» **WHAT TO WORK ON**:
Copy each record below faithfully, leaving out images.

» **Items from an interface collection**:
▼

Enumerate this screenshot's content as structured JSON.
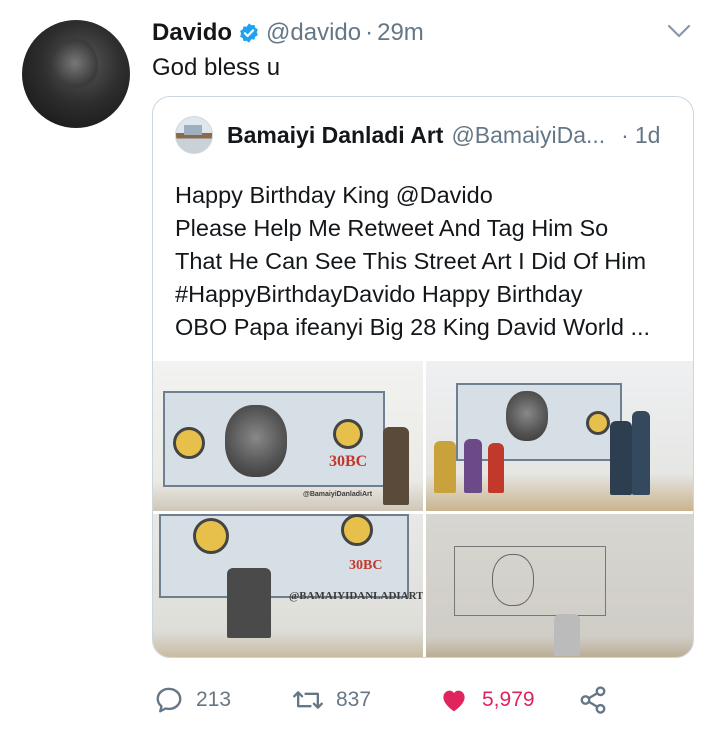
{
  "tweet": {
    "author_name": "Davido",
    "author_handle": "@davido",
    "separator": "·",
    "time": "29m",
    "text": "God bless u"
  },
  "quoted": {
    "author_name": "Bamaiyi Danladi Art",
    "author_handle": "@BamaiyiDa...",
    "separator": "·",
    "time": "1d",
    "text": "Happy Birthday King  @Davido\nPlease Help Me Retweet And Tag Him So\nThat He Can See This Street Art I Did Of Him\n #HappyBirthdayDavido Happy Birthday\nOBO Papa ifeanyi Big 28 King David World ..."
  },
  "photos": {
    "p1_bill_text": "30BC",
    "p1_signature": "@BamaiyiDanladiArt",
    "p3_bill_text": "30BC",
    "p3_watermark": "@BAMAIYIDANLADIART"
  },
  "actions": {
    "replies": "213",
    "retweets": "837",
    "likes": "5,979"
  },
  "colors": {
    "verified": "#1da1f2",
    "like": "#e0245e",
    "muted": "#657786"
  },
  "icons": [
    "verified-badge-icon",
    "chevron-down-icon",
    "reply-icon",
    "retweet-icon",
    "heart-icon",
    "share-icon"
  ]
}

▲

» **ANSWER SECTION**:
Enumerate this screenshot's content as structured JSON.
{
  "tweet": {
    "author_name": "Davido",
    "author_handle": "@davido",
    "separator": "·",
    "time": "29m",
    "text": "God bless u"
  },
  "quoted": {
    "author_name": "Bamaiyi Danladi Art",
    "author_handle": "@BamaiyiDa...",
    "separator": "·",
    "time": "1d",
    "text": "Happy Birthday King  @Davido\nPlease Help Me Retweet And Tag Him So\nThat He Can See This Street Art I Did Of Him\n #HappyBirthdayDavido Happy Birthday\nOBO Papa ifeanyi Big 28 King David World ..."
  },
  "photos": {
    "p1_bill_text": "30BC",
    "p1_signature": "@BamaiyiDanladiArt",
    "p3_bill_text": "30BC",
    "p3_watermark": "@BAMAIYIDANLADIART"
  },
  "actions": {
    "replies": "213",
    "retweets": "837",
    "likes": "5,979"
  },
  "colors": {
    "verified": "#1da1f2",
    "like": "#e0245e",
    "muted": "#657786"
  },
  "icons": [
    "verified-badge-icon",
    "chevron-down-icon",
    "reply-icon",
    "retweet-icon",
    "heart-icon",
    "share-icon"
  ]
}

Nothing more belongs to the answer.